What changes have you noticed about the level of play in the MLR this season?
“I’d say that the last couple of weeks have been an anomaly in the way that the season has gone. I think the defenses have tightened up a bit. In the first six or sevens rounds, it was tough to score. Teams were defending well. All the teams have brought in a bit more experience which leads to better team performances, I think. We’re nine games into the season now so we are in uncharted territory really. A lot of teams didn’t play many games last year. I think we will see teams start to tire a bit as the season goes on. Depth is obviously going to get tested. I know we are struggling with some injuries and I don’t think it’s any secret that other teams are struggling with numbers just because of the sheer volume of games and minutes that boys are having to play. I think we are probably going to see a lot of points being scored and some really entertaining rugby. I don’t think that’s a bad thing. On one side of the coin the defense really tightened up in that regard but also the attack has gotten better. Teams are scoring some great tries and there are some really talented players on all the teams which is exciting and brings a welcomed challenge.”
What’s the feeling around the club before the first-ever match at Aveva Stadium?
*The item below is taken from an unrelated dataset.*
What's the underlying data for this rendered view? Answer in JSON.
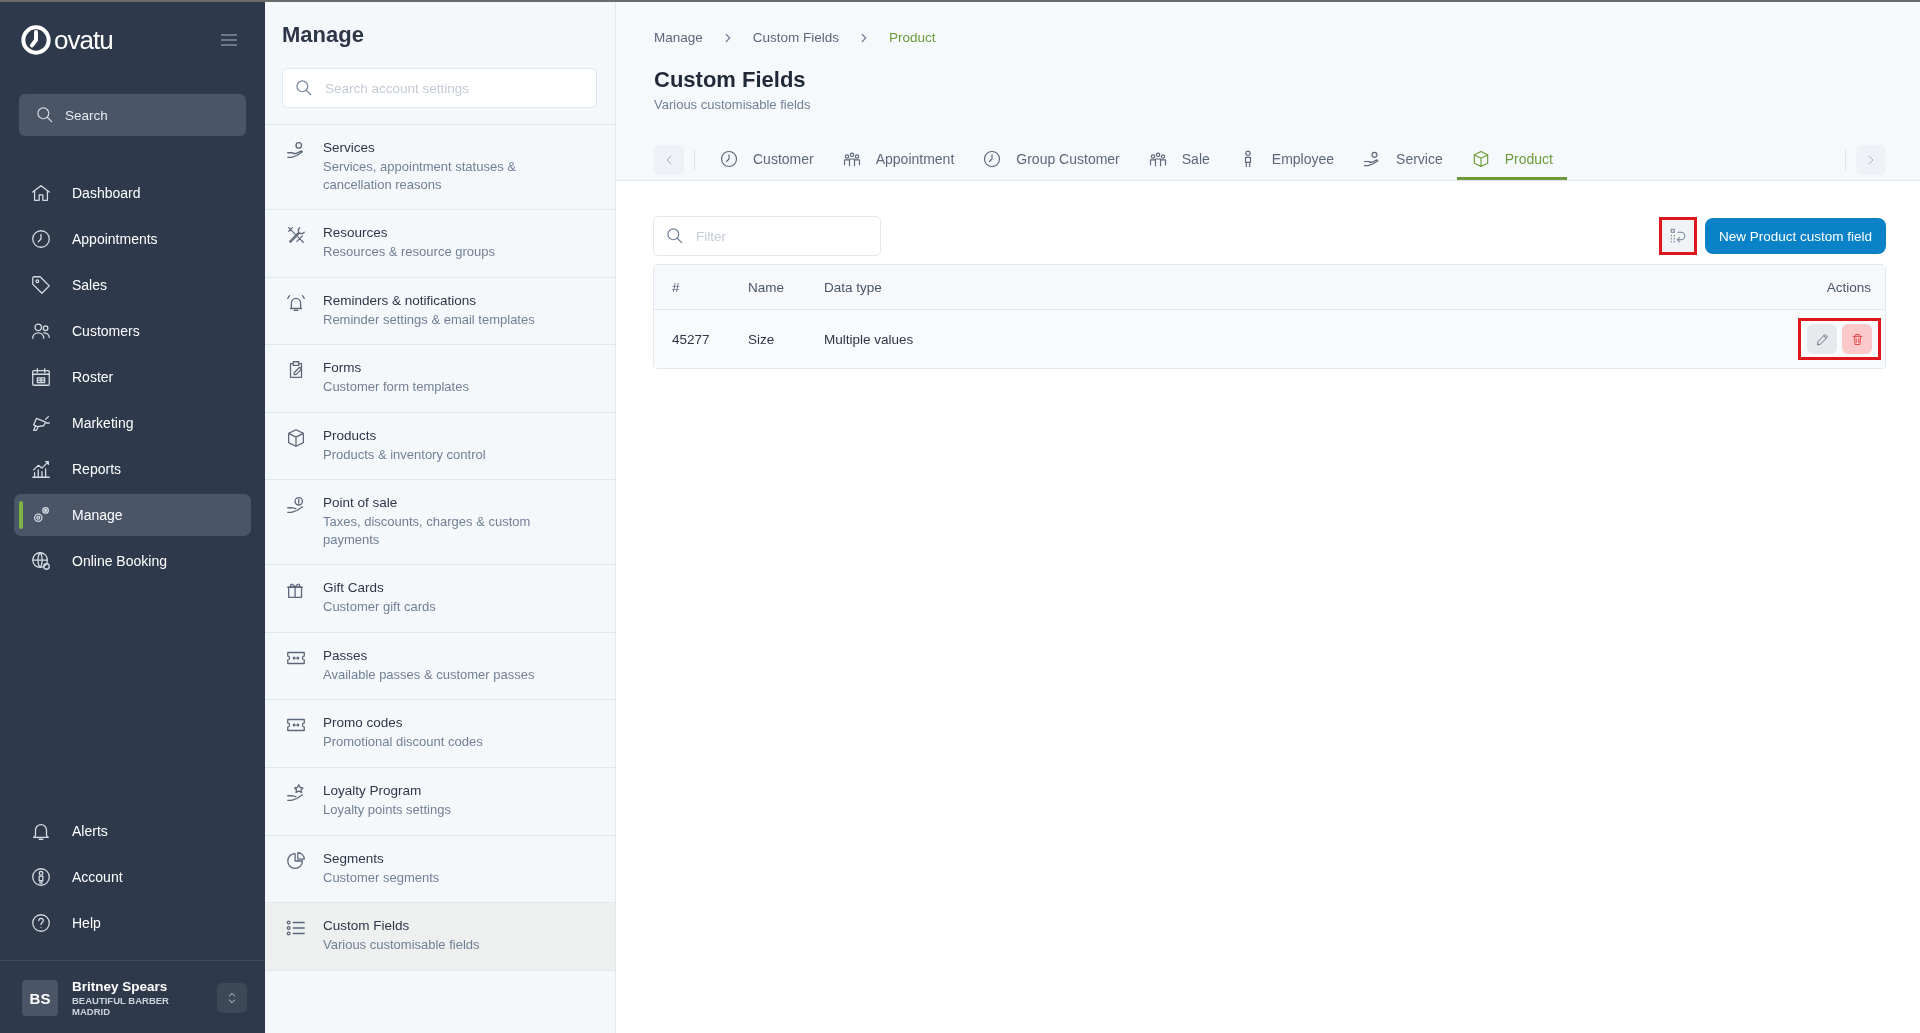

“We are going to have a soft opening against Seattle at Aveva on Saturday afternoon and one of the draws for me coming down to Houston was definitely the opportunity to be a part of a new team and play in a new stadium. I’m 32 this year so I’ve played in some well-established clubs around the world and never in my wildest dreams had I thought I would be part of a team in the professional era to run onto a brand-new stadium for the first time. Hopefully, that’s going bring with it a little boost of energy for the boys. To have your own ground just creates a little bit more pride and excitement to play in front of our home crowd. It’s going to be a nice stadium. It’s not finished by any means. I think the Glendale game on the 24th of May is the Aveva night, the main sponsor’s home opener, so everything should be well and truly done by then. They’ve done a great job considering the weather the weather that they’ve faced in the last six months.
The founders and the investors are proud of it. The boys are super excited. We drive past it every day going to the gym and the training field, so to see it come together with some actual structures and some grass on the field is super exciting. We can’t wait and we hope the crowd gets behind us so we can return the favor to Seattle like they did to us about a month ago.”
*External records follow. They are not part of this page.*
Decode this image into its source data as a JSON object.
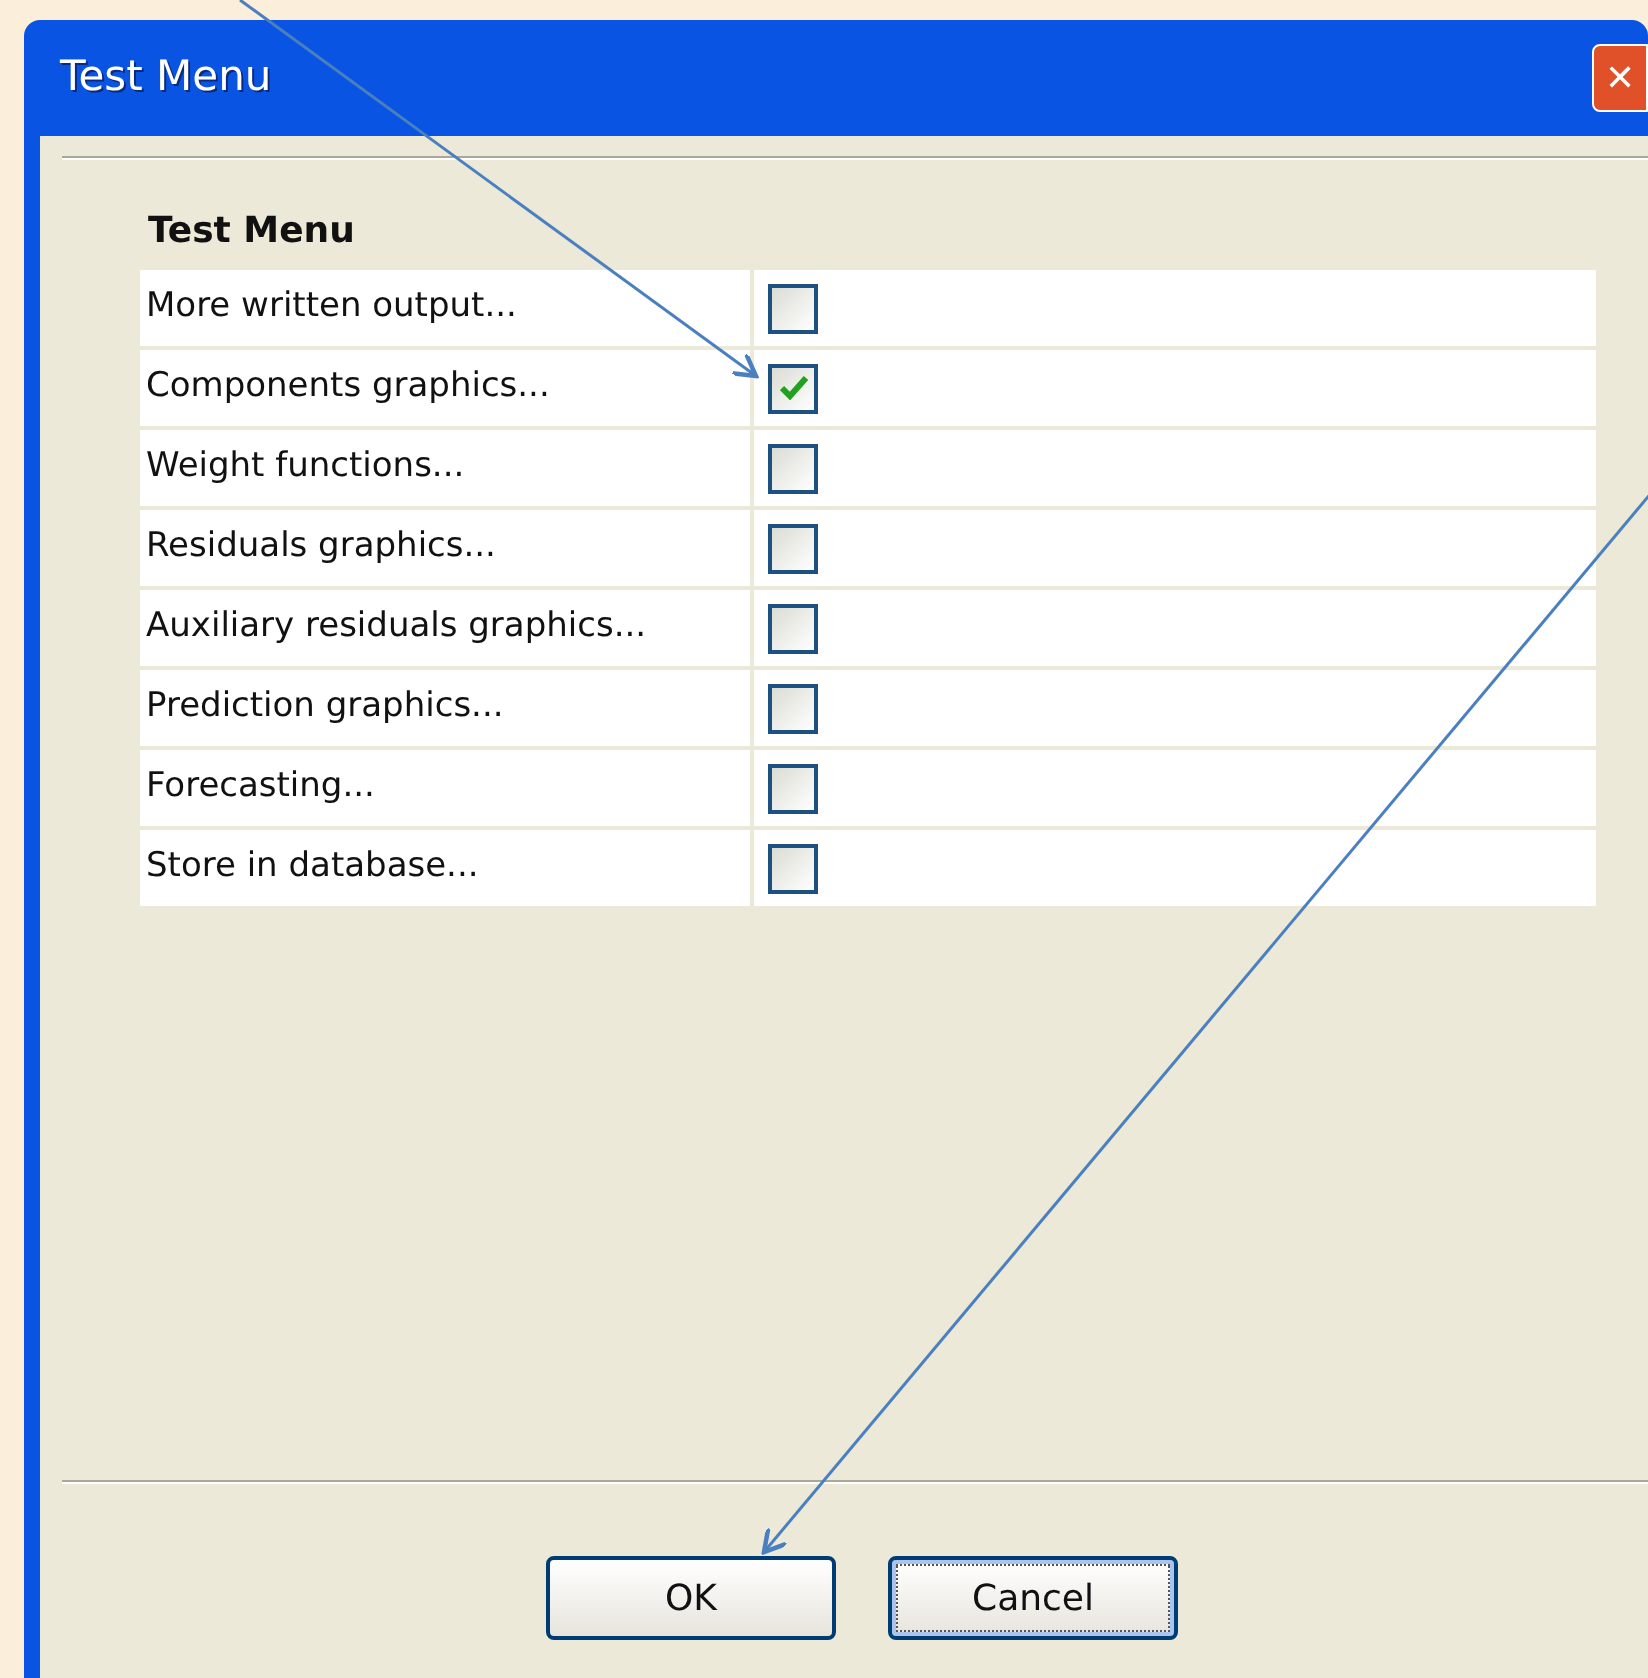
{
  "window": {
    "title": "Test Menu",
    "close": "✕"
  },
  "group_title": "Test Menu",
  "options": [
    {
      "label": "More written output...",
      "checked": false
    },
    {
      "label": "Components graphics...",
      "checked": true
    },
    {
      "label": "Weight functions...",
      "checked": false
    },
    {
      "label": "Residuals graphics...",
      "checked": false
    },
    {
      "label": "Auxiliary residuals graphics...",
      "checked": false
    },
    {
      "label": "Prediction graphics...",
      "checked": false
    },
    {
      "label": "Forecasting...",
      "checked": false
    },
    {
      "label": "Store in database...",
      "checked": false
    }
  ],
  "buttons": [
    {
      "label": "OK",
      "focused": false
    },
    {
      "label": "Cancel",
      "focused": true
    }
  ]
}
What did you think about this week’s action? What did I miss? I would love to hear from any and all MLR fans as the season moves along. Feel free to shoot me an email at [email protected] with any MLR related topic that might be on your mind. I’ll address any emails in the next week’s Colton’s Corner.
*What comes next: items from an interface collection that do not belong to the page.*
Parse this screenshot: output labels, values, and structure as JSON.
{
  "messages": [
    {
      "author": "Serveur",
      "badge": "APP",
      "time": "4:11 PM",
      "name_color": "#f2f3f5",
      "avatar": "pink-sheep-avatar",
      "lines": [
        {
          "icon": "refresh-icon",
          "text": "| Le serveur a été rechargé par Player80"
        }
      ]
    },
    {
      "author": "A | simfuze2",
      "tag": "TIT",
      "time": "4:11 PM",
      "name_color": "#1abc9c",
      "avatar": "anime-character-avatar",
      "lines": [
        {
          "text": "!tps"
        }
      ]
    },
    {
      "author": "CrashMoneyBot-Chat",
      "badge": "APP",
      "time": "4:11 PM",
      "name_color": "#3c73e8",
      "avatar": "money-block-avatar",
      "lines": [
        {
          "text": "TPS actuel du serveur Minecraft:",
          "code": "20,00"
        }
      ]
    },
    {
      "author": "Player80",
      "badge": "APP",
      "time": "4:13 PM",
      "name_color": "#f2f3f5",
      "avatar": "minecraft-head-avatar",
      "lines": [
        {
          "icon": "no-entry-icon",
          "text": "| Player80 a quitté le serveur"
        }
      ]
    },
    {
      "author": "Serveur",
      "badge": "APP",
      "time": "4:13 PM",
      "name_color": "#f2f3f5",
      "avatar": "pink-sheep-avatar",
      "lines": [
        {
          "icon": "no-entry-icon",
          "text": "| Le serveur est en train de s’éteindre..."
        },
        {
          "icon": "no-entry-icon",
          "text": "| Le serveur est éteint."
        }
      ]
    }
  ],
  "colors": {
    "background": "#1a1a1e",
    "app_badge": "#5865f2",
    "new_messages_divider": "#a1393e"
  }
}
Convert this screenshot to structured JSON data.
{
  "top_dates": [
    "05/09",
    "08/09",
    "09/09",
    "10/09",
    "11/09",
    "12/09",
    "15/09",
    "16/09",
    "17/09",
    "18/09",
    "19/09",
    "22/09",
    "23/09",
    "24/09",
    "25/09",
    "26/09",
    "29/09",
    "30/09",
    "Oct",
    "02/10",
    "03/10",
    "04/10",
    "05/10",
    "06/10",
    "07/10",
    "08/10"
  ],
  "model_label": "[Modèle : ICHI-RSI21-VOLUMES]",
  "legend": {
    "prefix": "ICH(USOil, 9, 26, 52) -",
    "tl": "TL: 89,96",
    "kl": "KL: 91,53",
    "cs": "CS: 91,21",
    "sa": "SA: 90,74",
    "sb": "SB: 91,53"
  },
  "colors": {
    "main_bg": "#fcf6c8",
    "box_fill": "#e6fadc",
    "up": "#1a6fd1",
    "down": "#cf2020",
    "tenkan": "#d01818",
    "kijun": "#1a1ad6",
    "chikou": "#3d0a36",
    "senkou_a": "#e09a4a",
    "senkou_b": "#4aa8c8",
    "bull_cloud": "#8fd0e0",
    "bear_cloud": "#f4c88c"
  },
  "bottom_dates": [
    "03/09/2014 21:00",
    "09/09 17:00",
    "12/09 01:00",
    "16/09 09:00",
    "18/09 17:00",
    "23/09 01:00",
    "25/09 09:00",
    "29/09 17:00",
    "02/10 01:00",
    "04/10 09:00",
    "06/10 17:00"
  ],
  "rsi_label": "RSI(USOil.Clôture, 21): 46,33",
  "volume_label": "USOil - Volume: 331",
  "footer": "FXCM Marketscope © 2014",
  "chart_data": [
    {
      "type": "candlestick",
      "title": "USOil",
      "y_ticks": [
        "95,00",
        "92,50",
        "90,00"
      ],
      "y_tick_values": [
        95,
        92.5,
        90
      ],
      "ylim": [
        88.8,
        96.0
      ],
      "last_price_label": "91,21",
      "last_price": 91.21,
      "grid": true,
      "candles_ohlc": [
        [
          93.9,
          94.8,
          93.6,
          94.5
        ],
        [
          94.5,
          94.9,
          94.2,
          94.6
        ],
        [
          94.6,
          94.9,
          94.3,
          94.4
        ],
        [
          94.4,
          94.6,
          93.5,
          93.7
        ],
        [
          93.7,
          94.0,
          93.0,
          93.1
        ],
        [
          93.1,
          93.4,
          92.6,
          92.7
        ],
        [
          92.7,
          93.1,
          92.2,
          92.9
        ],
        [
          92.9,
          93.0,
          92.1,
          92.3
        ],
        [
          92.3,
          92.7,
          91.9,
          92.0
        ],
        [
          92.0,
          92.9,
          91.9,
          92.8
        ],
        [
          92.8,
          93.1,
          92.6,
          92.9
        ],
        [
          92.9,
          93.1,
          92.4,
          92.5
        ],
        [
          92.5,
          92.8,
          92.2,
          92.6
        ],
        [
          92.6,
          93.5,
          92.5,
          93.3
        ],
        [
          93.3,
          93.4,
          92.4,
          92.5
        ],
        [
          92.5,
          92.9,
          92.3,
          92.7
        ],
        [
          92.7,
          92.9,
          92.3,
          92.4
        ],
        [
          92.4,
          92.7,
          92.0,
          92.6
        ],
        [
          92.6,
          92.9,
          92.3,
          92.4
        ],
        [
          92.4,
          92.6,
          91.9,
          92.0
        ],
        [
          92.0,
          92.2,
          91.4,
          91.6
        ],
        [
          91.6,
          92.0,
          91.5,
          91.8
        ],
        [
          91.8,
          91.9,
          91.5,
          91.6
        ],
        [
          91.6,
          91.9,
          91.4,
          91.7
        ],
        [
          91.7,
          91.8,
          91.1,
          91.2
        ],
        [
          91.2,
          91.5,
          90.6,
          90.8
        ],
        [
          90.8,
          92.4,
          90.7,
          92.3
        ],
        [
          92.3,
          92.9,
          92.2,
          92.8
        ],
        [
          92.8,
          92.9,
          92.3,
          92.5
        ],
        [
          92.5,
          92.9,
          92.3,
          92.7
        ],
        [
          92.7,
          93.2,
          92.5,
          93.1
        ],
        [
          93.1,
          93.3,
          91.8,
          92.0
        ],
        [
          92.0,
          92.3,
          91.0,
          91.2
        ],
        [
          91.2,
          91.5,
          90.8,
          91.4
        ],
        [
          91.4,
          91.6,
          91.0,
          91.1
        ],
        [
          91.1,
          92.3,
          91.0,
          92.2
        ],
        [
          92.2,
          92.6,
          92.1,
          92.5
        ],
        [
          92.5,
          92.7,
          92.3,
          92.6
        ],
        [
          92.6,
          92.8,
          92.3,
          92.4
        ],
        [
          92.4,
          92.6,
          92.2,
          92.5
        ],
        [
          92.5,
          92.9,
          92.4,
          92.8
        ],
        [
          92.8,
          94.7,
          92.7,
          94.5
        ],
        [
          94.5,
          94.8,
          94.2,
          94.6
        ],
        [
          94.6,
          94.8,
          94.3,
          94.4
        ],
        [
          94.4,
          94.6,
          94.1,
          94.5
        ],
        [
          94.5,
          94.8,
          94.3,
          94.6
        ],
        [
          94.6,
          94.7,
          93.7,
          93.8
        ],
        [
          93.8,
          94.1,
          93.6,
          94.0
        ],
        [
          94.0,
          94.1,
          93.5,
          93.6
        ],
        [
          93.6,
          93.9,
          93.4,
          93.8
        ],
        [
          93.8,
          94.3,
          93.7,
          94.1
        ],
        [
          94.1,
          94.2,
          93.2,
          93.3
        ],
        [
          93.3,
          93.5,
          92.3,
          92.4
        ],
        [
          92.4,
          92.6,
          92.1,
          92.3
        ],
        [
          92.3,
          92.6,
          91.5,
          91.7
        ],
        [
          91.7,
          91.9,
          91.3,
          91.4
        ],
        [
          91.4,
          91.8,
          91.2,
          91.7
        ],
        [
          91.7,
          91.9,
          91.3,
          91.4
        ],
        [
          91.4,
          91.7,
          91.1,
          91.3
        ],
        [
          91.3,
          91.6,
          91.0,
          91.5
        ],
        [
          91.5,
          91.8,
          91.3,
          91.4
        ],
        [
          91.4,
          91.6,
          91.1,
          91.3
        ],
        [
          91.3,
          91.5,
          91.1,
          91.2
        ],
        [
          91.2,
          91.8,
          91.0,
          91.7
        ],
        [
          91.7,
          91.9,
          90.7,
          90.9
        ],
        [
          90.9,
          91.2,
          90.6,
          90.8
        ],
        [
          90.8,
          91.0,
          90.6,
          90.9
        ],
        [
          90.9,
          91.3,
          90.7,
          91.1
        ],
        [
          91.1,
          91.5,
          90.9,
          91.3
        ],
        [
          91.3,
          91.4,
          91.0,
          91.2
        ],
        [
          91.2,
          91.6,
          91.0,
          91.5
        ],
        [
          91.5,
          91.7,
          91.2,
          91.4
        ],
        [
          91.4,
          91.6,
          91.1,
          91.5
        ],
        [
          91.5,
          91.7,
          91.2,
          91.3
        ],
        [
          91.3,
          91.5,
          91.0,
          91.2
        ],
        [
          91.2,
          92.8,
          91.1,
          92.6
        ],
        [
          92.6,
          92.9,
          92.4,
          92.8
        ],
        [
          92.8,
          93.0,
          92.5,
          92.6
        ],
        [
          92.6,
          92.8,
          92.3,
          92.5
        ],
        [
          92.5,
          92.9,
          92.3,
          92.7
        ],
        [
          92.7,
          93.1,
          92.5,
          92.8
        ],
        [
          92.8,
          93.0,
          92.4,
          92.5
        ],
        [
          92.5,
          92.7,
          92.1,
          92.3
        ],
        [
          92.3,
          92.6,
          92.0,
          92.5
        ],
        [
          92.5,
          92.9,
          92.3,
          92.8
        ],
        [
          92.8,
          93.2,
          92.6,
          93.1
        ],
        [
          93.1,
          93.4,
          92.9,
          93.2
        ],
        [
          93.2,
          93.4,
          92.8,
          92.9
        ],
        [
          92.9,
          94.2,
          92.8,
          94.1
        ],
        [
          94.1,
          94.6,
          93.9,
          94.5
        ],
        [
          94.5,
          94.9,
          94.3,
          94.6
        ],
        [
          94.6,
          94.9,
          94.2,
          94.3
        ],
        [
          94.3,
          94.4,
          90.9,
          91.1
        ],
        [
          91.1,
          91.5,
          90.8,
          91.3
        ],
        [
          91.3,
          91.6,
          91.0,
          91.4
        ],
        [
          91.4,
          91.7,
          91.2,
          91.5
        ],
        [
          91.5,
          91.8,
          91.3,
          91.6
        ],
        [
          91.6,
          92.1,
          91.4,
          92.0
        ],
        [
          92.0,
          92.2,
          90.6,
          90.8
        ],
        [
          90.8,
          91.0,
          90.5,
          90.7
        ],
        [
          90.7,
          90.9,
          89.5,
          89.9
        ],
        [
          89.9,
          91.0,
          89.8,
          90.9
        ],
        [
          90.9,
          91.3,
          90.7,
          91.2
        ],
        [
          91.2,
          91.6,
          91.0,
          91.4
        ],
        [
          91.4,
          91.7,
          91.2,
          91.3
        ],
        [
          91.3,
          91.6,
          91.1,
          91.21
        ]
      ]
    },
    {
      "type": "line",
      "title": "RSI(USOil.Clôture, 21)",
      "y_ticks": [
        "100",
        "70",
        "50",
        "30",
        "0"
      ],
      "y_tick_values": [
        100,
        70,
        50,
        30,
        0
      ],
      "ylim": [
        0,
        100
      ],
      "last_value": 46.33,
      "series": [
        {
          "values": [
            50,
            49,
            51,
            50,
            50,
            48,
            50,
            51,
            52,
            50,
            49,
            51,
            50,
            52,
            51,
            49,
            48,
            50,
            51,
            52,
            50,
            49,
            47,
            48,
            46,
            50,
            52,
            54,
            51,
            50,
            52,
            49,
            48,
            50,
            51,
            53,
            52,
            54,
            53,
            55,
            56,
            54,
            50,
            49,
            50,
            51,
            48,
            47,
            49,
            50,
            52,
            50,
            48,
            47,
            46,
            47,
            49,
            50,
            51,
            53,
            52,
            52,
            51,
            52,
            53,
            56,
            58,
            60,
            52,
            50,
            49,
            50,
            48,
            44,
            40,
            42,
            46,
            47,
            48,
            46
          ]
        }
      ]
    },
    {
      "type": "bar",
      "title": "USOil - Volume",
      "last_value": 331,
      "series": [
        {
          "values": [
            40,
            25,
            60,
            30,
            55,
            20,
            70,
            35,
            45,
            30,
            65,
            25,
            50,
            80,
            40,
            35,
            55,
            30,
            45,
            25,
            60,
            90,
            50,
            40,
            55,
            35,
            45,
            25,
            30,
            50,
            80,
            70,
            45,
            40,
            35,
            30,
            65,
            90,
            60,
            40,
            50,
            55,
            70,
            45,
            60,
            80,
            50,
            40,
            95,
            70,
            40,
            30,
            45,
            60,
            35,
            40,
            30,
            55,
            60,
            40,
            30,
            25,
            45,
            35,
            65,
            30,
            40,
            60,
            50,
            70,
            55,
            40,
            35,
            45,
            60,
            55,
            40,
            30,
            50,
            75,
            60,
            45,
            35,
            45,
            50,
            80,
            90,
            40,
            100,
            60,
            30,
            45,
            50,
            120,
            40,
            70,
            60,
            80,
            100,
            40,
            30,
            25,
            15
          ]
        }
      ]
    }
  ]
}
With just 100 days to go until Rugby World Cup Japan 2019,
Captain Tyler Ardron, who plays in New Zealand for Super Rugby's Chiefs,
When you think of Seattle sports teams, rugby likely isn't the first
Helix High School and SDSU alumnus Nick Lupian completed his second year
The full match replay of the 2019 Major League Rugby Championship between
- June 2019 (50)
- May 2019 (75)
- April 2019 (88)
- March 2019 (78)
- February 2019 (76)
- January 2019 (51)
- December 2018 (7)
- November 2018 (10)
- October 2018 (8)
- September 2018 (12)
- August 2018 (14)
- July 2018 (10)
- June 2018 (46)
- May 2018 (43)
- April 2018 (34)
- March 2018 (25)
- February 2018 (31)
- January 2018 (37)
- December 2017 (10)
- November 2017 (25)
- October 2017 (25)
- July 2017 (1)
- March 2017 (2)